= Beginning of Section =

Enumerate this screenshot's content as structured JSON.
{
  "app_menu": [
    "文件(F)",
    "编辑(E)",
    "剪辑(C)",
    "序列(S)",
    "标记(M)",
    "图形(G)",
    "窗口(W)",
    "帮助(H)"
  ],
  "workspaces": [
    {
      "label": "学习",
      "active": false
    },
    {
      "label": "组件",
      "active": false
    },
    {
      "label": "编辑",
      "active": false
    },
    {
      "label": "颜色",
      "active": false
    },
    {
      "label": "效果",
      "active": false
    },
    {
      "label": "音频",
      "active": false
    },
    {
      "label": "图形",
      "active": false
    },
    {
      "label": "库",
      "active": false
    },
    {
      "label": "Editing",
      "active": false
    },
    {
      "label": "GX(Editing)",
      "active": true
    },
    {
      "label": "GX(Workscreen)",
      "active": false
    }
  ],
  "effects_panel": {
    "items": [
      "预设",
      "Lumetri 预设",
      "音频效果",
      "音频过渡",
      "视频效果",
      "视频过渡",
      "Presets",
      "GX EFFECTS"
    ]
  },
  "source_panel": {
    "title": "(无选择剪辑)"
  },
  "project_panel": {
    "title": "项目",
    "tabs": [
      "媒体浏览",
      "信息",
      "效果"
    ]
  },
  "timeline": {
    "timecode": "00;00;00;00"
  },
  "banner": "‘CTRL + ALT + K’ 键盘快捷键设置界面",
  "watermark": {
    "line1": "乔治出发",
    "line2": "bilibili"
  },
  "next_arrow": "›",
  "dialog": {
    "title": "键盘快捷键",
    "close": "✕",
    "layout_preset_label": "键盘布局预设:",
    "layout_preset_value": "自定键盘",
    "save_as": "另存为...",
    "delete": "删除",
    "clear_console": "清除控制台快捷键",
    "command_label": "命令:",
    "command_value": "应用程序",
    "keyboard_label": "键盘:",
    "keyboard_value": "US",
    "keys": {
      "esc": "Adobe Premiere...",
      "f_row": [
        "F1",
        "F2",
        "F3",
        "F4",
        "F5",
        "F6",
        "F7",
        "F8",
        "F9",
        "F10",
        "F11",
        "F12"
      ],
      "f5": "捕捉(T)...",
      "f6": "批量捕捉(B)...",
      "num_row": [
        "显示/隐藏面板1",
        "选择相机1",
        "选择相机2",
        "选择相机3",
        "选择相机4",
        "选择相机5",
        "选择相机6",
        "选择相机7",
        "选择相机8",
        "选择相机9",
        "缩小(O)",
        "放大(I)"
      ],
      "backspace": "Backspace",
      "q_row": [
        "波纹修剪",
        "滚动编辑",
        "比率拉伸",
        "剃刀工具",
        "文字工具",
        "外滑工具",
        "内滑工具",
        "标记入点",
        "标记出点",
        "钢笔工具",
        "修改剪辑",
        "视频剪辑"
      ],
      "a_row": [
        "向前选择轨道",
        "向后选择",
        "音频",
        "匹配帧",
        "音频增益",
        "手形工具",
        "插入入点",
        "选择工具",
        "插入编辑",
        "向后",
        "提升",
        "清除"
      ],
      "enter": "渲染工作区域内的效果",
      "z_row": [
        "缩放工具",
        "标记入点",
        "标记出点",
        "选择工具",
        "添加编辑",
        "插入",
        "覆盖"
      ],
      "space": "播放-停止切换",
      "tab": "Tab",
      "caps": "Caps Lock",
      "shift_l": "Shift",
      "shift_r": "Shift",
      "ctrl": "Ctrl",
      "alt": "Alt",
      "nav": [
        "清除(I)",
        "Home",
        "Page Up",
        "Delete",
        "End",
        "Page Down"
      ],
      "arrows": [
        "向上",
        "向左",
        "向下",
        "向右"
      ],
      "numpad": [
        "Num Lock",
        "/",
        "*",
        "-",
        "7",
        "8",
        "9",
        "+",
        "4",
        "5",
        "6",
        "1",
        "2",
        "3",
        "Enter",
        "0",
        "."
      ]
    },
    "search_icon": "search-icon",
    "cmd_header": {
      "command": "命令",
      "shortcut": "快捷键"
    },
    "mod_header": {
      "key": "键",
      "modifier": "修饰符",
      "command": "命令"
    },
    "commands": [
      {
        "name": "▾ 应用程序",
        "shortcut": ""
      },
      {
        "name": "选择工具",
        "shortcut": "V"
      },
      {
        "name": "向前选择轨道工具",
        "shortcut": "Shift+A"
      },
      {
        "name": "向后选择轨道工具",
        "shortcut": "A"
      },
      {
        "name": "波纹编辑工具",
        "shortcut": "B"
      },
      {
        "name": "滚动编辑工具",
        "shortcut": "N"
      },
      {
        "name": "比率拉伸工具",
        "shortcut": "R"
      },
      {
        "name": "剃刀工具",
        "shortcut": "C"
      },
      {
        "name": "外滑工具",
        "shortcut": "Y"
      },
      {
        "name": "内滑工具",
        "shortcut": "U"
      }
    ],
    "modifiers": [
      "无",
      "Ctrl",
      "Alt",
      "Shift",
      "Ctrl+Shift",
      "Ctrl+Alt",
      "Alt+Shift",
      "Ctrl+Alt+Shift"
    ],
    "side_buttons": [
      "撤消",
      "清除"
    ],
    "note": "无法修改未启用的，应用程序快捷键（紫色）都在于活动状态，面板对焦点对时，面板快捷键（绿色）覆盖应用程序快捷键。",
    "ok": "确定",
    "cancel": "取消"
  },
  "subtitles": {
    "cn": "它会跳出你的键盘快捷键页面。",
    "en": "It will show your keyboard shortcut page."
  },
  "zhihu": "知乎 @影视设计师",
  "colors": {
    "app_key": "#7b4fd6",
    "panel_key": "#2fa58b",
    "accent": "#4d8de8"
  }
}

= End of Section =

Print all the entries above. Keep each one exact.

--- Response below ---
Enumerate this screenshot's content as structured JSON.
{
  "app_menu": [
    "文件(F)",
    "编辑(E)",
    "剪辑(C)",
    "序列(S)",
    "标记(M)",
    "图形(G)",
    "窗口(W)",
    "帮助(H)"
  ],
  "workspaces": [
    {
      "label": "学习",
      "active": false
    },
    {
      "label": "组件",
      "active": false
    },
    {
      "label": "编辑",
      "active": false
    },
    {
      "label": "颜色",
      "active": false
    },
    {
      "label": "效果",
      "active": false
    },
    {
      "label": "音频",
      "active": false
    },
    {
      "label": "图形",
      "active": false
    },
    {
      "label": "库",
      "active": false
    },
    {
      "label": "Editing",
      "active": false
    },
    {
      "label": "GX(Editing)",
      "active": true
    },
    {
      "label": "GX(Workscreen)",
      "active": false
    }
  ],
  "effects_panel": {
    "items": [
      "预设",
      "Lumetri 预设",
      "音频效果",
      "音频过渡",
      "视频效果",
      "视频过渡",
      "Presets",
      "GX EFFECTS"
    ]
  },
  "source_panel": {
    "title": "(无选择剪辑)"
  },
  "project_panel": {
    "title": "项目",
    "tabs": [
      "媒体浏览",
      "信息",
      "效果"
    ]
  },
  "timeline": {
    "timecode": "00;00;00;00"
  },
  "banner": "‘CTRL + ALT + K’ 键盘快捷键设置界面",
  "watermark": {
    "line1": "乔治出发",
    "line2": "bilibili"
  },
  "next_arrow": "›",
  "dialog": {
    "title": "键盘快捷键",
    "close": "✕",
    "layout_preset_label": "键盘布局预设:",
    "layout_preset_value": "自定键盘",
    "save_as": "另存为...",
    "delete": "删除",
    "clear_console": "清除控制台快捷键",
    "command_label": "命令:",
    "command_value": "应用程序",
    "keyboard_label": "键盘:",
    "keyboard_value": "US",
    "keys": {
      "esc": "Adobe Premiere...",
      "f_row": [
        "F1",
        "F2",
        "F3",
        "F4",
        "F5",
        "F6",
        "F7",
        "F8",
        "F9",
        "F10",
        "F11",
        "F12"
      ],
      "f5": "捕捉(T)...",
      "f6": "批量捕捉(B)...",
      "num_row": [
        "显示/隐藏面板1",
        "选择相机1",
        "选择相机2",
        "选择相机3",
        "选择相机4",
        "选择相机5",
        "选择相机6",
        "选择相机7",
        "选择相机8",
        "选择相机9",
        "缩小(O)",
        "放大(I)"
      ],
      "backspace": "Backspace",
      "q_row": [
        "波纹修剪",
        "滚动编辑",
        "比率拉伸",
        "剃刀工具",
        "文字工具",
        "外滑工具",
        "内滑工具",
        "标记入点",
        "标记出点",
        "钢笔工具",
        "修改剪辑",
        "视频剪辑"
      ],
      "a_row": [
        "向前选择轨道",
        "向后选择",
        "音频",
        "匹配帧",
        "音频增益",
        "手形工具",
        "插入入点",
        "选择工具",
        "插入编辑",
        "向后",
        "提升",
        "清除"
      ],
      "enter": "渲染工作区域内的效果",
      "z_row": [
        "缩放工具",
        "标记入点",
        "标记出点",
        "选择工具",
        "添加编辑",
        "插入",
        "覆盖"
      ],
      "space": "播放-停止切换",
      "tab": "Tab",
      "caps": "Caps Lock",
      "shift_l": "Shift",
      "shift_r": "Shift",
      "ctrl": "Ctrl",
      "alt": "Alt",
      "nav": [
        "清除(I)",
        "Home",
        "Page Up",
        "Delete",
        "End",
        "Page Down"
      ],
      "arrows": [
        "向上",
        "向左",
        "向下",
        "向右"
      ],
      "numpad": [
        "Num Lock",
        "/",
        "*",
        "-",
        "7",
        "8",
        "9",
        "+",
        "4",
        "5",
        "6",
        "1",
        "2",
        "3",
        "Enter",
        "0",
        "."
      ]
    },
    "search_icon": "search-icon",
    "cmd_header": {
      "command": "命令",
      "shortcut": "快捷键"
    },
    "mod_header": {
      "key": "键",
      "modifier": "修饰符",
      "command": "命令"
    },
    "commands": [
      {
        "name": "▾ 应用程序",
        "shortcut": ""
      },
      {
        "name": "选择工具",
        "shortcut": "V"
      },
      {
        "name": "向前选择轨道工具",
        "shortcut": "Shift+A"
      },
      {
        "name": "向后选择轨道工具",
        "shortcut": "A"
      },
      {
        "name": "波纹编辑工具",
        "shortcut": "B"
      },
      {
        "name": "滚动编辑工具",
        "shortcut": "N"
      },
      {
        "name": "比率拉伸工具",
        "shortcut": "R"
      },
      {
        "name": "剃刀工具",
        "shortcut": "C"
      },
      {
        "name": "外滑工具",
        "shortcut": "Y"
      },
      {
        "name": "内滑工具",
        "shortcut": "U"
      }
    ],
    "modifiers": [
      "无",
      "Ctrl",
      "Alt",
      "Shift",
      "Ctrl+Shift",
      "Ctrl+Alt",
      "Alt+Shift",
      "Ctrl+Alt+Shift"
    ],
    "side_buttons": [
      "撤消",
      "清除"
    ],
    "note": "无法修改未启用的，应用程序快捷键（紫色）都在于活动状态，面板对焦点对时，面板快捷键（绿色）覆盖应用程序快捷键。",
    "ok": "确定",
    "cancel": "取消"
  },
  "subtitles": {
    "cn": "它会跳出你的键盘快捷键页面。",
    "en": "It will show your keyboard shortcut page."
  },
  "zhihu": "知乎 @影视设计师",
  "colors": {
    "app_key": "#7b4fd6",
    "panel_key": "#2fa58b",
    "accent": "#4d8de8"
  }
}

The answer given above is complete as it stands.